• **Input**:
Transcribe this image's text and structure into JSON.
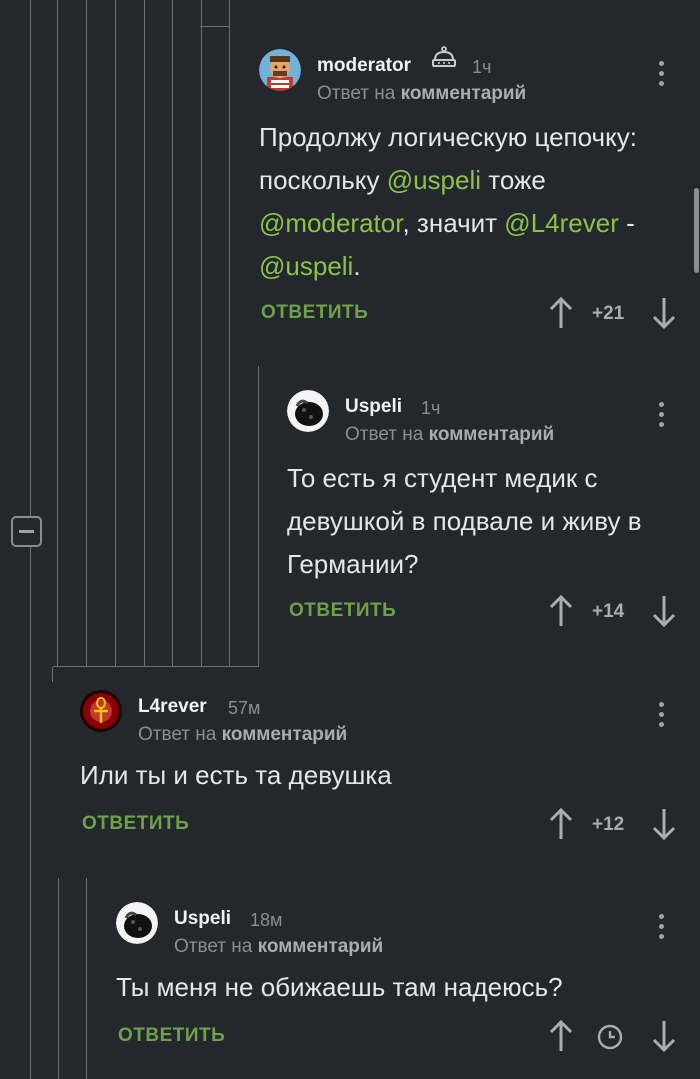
{
  "comments": [
    {
      "username": "moderator",
      "time": "1ч",
      "reply_prefix": "Ответ на",
      "reply_target": "комментарий",
      "text_before": "Продолжу логическую цепочку: поскольку ",
      "mention1": "@uspeli",
      "text_mid1": " тоже ",
      "mention2": "@moderator",
      "text_mid2": ", значит ",
      "mention3": "@L4rever",
      "text_mid3": " - ",
      "mention4": "@uspeli",
      "text_end": ".",
      "reply_label": "ОТВЕТИТЬ",
      "score": "+21"
    },
    {
      "username": "Uspeli",
      "time": "1ч",
      "reply_prefix": "Ответ на",
      "reply_target": "комментарий",
      "text": "То есть я студент медик с девушкой в подвале и живу в Германии?",
      "reply_label": "ОТВЕТИТЬ",
      "score": "+14"
    },
    {
      "username": "L4rever",
      "time": "57м",
      "reply_prefix": "Ответ на",
      "reply_target": "комментарий",
      "text": "Или ты и есть та девушка",
      "reply_label": "ОТВЕТИТЬ",
      "score": "+12"
    },
    {
      "username": "Uspeli",
      "time": "18м",
      "reply_prefix": "Ответ на",
      "reply_target": "комментарий",
      "text": "Ты меня не обижаешь там надеюсь?",
      "reply_label": "ОТВЕТИТЬ",
      "score_icon": "clock-icon"
    }
  ],
  "colors": {
    "background": "#24272b",
    "mention": "#8bc34a",
    "reply": "#6ea24a",
    "muted": "#8a8e93"
  }
}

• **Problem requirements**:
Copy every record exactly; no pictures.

• **Exercise response**:
Transcribe this image's text and structure into JSON.
{
  "comments": [
    {
      "username": "moderator",
      "time": "1ч",
      "reply_prefix": "Ответ на",
      "reply_target": "комментарий",
      "text_before": "Продолжу логическую цепочку: поскольку ",
      "mention1": "@uspeli",
      "text_mid1": " тоже ",
      "mention2": "@moderator",
      "text_mid2": ", значит ",
      "mention3": "@L4rever",
      "text_mid3": " - ",
      "mention4": "@uspeli",
      "text_end": ".",
      "reply_label": "ОТВЕТИТЬ",
      "score": "+21"
    },
    {
      "username": "Uspeli",
      "time": "1ч",
      "reply_prefix": "Ответ на",
      "reply_target": "комментарий",
      "text": "То есть я студент медик с девушкой в подвале и живу в Германии?",
      "reply_label": "ОТВЕТИТЬ",
      "score": "+14"
    },
    {
      "username": "L4rever",
      "time": "57м",
      "reply_prefix": "Ответ на",
      "reply_target": "комментарий",
      "text": "Или ты и есть та девушка",
      "reply_label": "ОТВЕТИТЬ",
      "score": "+12"
    },
    {
      "username": "Uspeli",
      "time": "18м",
      "reply_prefix": "Ответ на",
      "reply_target": "комментарий",
      "text": "Ты меня не обижаешь там надеюсь?",
      "reply_label": "ОТВЕТИТЬ",
      "score_icon": "clock-icon"
    }
  ],
  "colors": {
    "background": "#24272b",
    "mention": "#8bc34a",
    "reply": "#6ea24a",
    "muted": "#8a8e93"
  }
}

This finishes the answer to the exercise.